The company said it would pay $500 million for a 15-year licence in one of Asia’s poorest countries and expects funding costs, or the fee plus accumulated losses until the cash flow break even, to peak at $1 billion – lower than the $1.5-$2 billion forecast by analysts.
Myanmar picked Norway’s state-controlled Telenor and Qatar’s Ooredoo last year to build new mobile networks, bringing foreign companies across one of the world’s last telecoms frontiers, where less than a tenth of the 60 million population have a mobile phone.
This was a milestone for the once pariah state’s transformation from decades of military dictatorship to quasi-civilian government under reformist President Thein Sein and the deals should bring a leap forward in digital technology that could speed up economic development.
Telenor’s announcement will come as a relief to investors after start-up difficulties in India, where the company needed more than four years to reach cash flow break even and had to abandon most of its operations after a dispute with the government.
“The market thought they would have to invest up to $2 billion so when they say $1 billion, that’s a marginally positive surprise,” Christer Roth, an analyst at DNB Markets said.
“The contours of the Myanmar deal appear to be better than we had expected.”
However, on the firm’s three-year break-even forecast, Roth said: “It’s very hard to say how realistic that goal is before they give us some more details on the profitability of this project.”
Services in 8 months
Telenor, which has about 150 million subscribers in Asia, the Nordics and central Europe, said it would launch voice and data service within eight months in Myanmar and expects to cover 90 percent of the country’s population within five years.
Ooredoo has previously said it would begin rolling out a network within six months and aims for 97 percent coverage in five years.
Telenor made almost half of its 2012 revenue in Asia, while 28 percent came from Norway and 26 percent from the rest of Europe, according to Thomson Reuters data.

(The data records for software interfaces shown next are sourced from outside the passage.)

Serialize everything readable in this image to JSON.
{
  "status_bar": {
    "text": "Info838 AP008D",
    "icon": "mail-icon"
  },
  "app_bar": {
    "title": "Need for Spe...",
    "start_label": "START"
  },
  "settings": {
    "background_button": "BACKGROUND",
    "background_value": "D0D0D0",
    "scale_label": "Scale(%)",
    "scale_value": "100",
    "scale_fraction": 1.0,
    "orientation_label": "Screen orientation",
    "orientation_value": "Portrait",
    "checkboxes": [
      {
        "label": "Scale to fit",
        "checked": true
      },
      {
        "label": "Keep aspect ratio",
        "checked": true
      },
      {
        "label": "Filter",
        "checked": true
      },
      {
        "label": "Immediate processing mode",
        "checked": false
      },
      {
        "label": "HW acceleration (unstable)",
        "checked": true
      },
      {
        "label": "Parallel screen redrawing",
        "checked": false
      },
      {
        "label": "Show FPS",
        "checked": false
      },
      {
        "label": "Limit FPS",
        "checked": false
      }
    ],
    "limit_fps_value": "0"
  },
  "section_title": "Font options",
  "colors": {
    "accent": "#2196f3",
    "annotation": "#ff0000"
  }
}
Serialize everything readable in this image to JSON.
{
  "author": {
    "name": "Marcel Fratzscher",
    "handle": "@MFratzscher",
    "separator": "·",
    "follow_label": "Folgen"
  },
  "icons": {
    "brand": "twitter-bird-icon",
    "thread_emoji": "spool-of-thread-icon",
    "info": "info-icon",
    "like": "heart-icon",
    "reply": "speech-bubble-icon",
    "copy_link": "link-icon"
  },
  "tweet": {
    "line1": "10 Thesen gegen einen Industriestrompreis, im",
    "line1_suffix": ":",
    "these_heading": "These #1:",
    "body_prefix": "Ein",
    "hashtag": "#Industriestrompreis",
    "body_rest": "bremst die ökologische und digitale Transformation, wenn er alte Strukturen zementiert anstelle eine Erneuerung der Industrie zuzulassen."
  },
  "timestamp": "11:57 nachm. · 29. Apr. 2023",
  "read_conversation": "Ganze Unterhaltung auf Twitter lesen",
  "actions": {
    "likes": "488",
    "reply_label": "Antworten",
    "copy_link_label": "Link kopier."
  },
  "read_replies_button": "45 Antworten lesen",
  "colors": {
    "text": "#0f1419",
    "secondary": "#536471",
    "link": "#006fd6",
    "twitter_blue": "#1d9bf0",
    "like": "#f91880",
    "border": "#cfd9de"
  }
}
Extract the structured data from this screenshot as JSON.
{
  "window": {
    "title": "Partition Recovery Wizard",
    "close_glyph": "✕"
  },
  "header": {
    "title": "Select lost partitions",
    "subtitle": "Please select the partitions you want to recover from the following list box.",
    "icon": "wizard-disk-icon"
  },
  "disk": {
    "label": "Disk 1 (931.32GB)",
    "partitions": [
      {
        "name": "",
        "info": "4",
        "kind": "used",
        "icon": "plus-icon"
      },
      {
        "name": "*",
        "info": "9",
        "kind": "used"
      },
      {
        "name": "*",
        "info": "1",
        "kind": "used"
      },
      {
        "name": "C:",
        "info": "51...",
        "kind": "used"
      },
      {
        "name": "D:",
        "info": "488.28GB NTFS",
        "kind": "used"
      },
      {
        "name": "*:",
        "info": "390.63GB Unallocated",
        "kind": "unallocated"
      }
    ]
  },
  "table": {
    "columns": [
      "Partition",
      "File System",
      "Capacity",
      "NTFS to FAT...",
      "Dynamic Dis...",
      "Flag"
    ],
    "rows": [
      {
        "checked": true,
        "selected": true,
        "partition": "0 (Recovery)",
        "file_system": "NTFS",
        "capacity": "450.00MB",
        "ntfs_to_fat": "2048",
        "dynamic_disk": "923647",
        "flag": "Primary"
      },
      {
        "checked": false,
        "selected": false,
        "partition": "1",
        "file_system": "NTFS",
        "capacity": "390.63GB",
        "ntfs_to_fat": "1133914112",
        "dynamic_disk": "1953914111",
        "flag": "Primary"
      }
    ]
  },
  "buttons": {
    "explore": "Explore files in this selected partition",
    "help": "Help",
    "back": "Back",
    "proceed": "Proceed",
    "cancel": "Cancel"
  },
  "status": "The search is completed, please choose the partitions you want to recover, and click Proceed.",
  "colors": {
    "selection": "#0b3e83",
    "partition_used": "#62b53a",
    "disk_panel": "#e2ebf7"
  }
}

Telecommunications were tightly controlled in Myanmar under military junta rule of almost 50 years, with the government monopolising the sector and selling SIM cards for thousands of dollars when they were introduced a decade-and-a-half ago.

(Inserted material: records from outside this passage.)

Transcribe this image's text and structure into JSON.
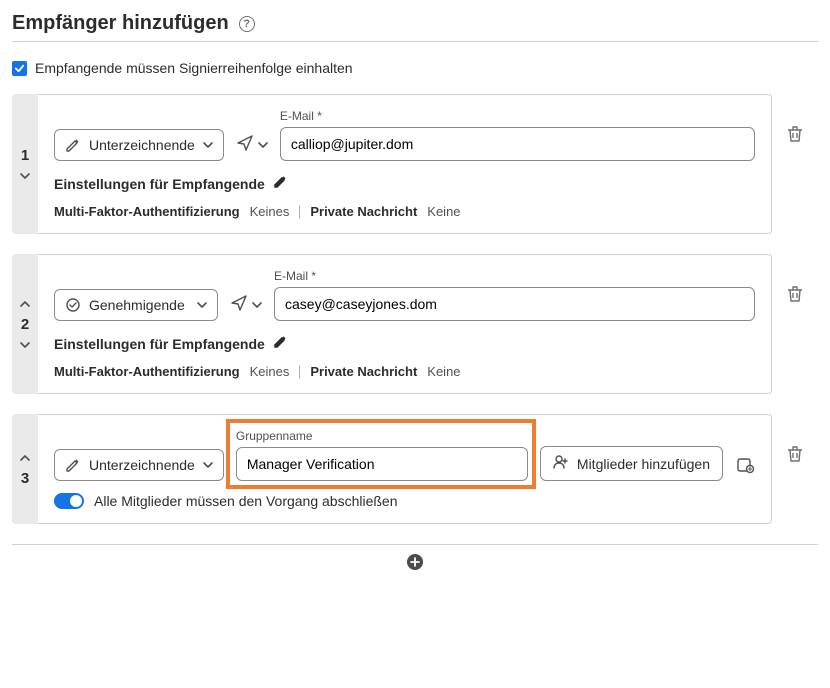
{
  "title": "Empfänger hinzufügen",
  "checkbox_label": "Empfangende müssen Signierreihenfolge einhalten",
  "labels": {
    "email": "E-Mail *",
    "group_name": "Gruppenname",
    "settings": "Einstellungen für Empfangende",
    "mfa": "Multi-Faktor-Authentifizierung",
    "private_msg": "Private Nachricht",
    "add_members": "Mitglieder hinzufügen",
    "all_members_toggle": "Alle Mitglieder müssen den Vorgang abschließen"
  },
  "values": {
    "none_mfa": "Keines",
    "none_msg": "Keine"
  },
  "recipients": [
    {
      "order": "1",
      "role": "Unterzeichnende",
      "email": "calliop@jupiter.dom",
      "show_up": false,
      "show_down": true
    },
    {
      "order": "2",
      "role": "Genehmigende",
      "email": "casey@caseyjones.dom",
      "show_up": true,
      "show_down": true
    }
  ],
  "group": {
    "order": "3",
    "role": "Unterzeichnende",
    "name": "Manager Verification"
  }
}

The military stepped aside in 2011 and a quasi-civilian government was installed, setting off a wave of political and economic reforms. The European Union, United States and other Western countries have since increased aid and investment, and suspended most sanctions against the country.
“With a population of around 60 million, of which less than 10 percent have access to mobile services, Myanmar represents a strong business opportunity for Telenor in Asia,” said Telenor, which also operates in neighbouring Thailand and Bangladesh.

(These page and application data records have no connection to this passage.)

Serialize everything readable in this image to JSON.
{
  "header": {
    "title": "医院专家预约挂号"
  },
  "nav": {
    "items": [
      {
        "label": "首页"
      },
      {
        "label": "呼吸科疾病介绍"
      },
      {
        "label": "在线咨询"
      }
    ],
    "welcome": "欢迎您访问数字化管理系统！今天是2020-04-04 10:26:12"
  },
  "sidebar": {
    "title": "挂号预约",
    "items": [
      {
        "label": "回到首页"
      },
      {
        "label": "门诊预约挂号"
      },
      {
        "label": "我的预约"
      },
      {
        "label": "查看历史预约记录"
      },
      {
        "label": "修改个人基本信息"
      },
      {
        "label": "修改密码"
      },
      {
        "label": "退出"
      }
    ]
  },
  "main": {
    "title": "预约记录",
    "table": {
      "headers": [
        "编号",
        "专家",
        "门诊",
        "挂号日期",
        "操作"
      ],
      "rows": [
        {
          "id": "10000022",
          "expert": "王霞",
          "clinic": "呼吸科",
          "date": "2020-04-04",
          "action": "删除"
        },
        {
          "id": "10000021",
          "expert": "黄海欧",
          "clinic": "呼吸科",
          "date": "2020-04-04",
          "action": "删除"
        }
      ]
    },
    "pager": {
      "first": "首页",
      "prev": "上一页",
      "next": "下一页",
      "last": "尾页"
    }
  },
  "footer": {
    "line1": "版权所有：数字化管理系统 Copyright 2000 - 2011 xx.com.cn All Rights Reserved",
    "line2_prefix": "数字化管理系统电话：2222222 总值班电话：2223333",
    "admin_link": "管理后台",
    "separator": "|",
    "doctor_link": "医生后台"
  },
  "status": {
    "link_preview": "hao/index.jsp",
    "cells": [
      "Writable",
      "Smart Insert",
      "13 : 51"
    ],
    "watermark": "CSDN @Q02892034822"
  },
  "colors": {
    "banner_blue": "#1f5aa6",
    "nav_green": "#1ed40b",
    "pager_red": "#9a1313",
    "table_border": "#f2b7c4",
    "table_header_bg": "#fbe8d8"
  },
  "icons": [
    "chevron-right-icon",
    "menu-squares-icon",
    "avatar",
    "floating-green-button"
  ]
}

“All in all this seems quite sensible,” Espen Torgersen, an analyst at brokerage Carnegie, said of Telenor’s Myanmar project. “A lot of people feared that the investment level would be more than this.”
He also said he needed more information before he could assess whether the break-even forecast was realistic.
However, investors didn’t seem to react well to news on January 30 that major Norwegian telecoms firm Telenor had succeeded in obtaining a license to provide mobile phone service in Myanmar. Telenor’s stock fell 1.4 percent on the Oslo Stock Exchange, and was only slightly recovering on January 31.
The shares slid all week and further on January 30, possibly because of the investment obligations the deal places on Telenor, and the political instability still tied to Myanmar, which is emerging from decades of harsh military rule.
Newspaper Dagens Næringsliv (DN) reported that Telenor, which has expanded greatly in Asia, will need to use horses and wagons, river boats, motorcycles and possibly elephants to transport materials needed to build out Myanmar’s new mobile network. There is little existing infrastructure in Myanmar, lots of untouched nature, dense jungle and often stifling temperatures and humidity.
Helicopters will also aid the construction, though, and Telenor seems to be prepared for a huge job ahead. “Myanmar is a large country with many mountains, rivers and valleys,” Telenor spokesman Tor Odland told DN. “There aren’t always roads and many areas don’t have electricity. Then we have to be creative in how we get equipment out where needed.”
DN reported that Telenor, which earlier has pledged an eagerness to help “rebuild Burma,” is paying the government $500 million for its licence to provide them, and expects to spend millions more before it gains a positive cash flow on operations.